When disposed in dumps or open landfills, waste degrades in aerobic conditions generating higher CO2 emissions and lower methane emissions. Improving waste management and extending access to waste collection will result in more waste being disposed in managed landfills. Sanitary landfills offer conditions favourable for Z-FA-FMK degradation. This leads to higher LFG generation and potentially more GHG emissions from landfills that can be reduced through LFG collection and utilisation for energy purposes, with better impacts on the environment, health and energy supply.
4.2.2. Waste management services in Africa: options and challenges
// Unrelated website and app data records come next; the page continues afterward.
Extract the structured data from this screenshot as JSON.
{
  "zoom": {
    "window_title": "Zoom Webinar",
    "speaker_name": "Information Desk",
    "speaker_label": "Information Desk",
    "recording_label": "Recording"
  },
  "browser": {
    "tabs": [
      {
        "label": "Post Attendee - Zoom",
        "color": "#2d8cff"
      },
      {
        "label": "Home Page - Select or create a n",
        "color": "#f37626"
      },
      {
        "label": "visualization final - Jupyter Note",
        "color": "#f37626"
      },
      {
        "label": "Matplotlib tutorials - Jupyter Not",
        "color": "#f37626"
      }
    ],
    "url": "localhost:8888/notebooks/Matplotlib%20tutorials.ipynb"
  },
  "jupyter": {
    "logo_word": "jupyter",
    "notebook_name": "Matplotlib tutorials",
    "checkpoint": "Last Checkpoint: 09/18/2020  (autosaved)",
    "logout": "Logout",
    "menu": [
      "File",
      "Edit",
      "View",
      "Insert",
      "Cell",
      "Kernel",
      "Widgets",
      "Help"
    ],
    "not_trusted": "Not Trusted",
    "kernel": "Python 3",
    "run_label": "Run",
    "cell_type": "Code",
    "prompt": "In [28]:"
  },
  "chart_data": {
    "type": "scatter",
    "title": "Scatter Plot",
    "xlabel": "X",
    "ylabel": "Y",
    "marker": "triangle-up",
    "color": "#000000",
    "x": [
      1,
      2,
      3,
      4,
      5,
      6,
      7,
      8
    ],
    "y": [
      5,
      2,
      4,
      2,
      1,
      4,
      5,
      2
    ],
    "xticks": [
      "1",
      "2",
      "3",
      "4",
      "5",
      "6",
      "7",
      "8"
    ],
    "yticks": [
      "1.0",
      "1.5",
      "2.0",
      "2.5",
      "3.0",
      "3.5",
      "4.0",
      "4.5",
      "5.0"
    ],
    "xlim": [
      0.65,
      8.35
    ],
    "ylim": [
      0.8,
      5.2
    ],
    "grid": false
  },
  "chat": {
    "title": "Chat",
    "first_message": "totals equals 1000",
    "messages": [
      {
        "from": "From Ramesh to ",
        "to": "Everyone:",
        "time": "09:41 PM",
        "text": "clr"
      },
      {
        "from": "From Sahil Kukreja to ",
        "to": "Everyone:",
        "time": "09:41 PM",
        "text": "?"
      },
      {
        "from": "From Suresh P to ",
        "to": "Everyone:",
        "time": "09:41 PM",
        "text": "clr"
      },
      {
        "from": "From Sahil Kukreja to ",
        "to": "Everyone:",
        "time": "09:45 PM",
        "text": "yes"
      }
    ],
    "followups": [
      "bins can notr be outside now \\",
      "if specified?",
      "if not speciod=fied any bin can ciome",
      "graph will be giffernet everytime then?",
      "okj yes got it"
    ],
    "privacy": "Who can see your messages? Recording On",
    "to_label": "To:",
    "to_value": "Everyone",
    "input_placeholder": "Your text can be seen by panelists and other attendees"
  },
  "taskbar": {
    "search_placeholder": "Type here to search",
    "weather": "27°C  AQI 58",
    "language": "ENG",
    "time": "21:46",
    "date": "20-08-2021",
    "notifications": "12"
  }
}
In principle, several practices are possible for MSW management, which includes waste reduction, recycling and recovery, and for energy recovery from waste . Several technologies are commercially available for energy recovery from waste, such as incineration, biochemical conversion (e.g. anaerobic digestion), which can bring other additional benefits (e.g. fertiliser from anaerobic digestion) and LFG collection. Some technologies entail certain technical and economic difficulties (incineration) or are still not proven at the commercial scale (gasification, pyrolysis). All those options need dedicated supply chain management to be set up at local level and some pathways for Africa, all relevant from both the technological and economical point of view, are shown in Fig. 2.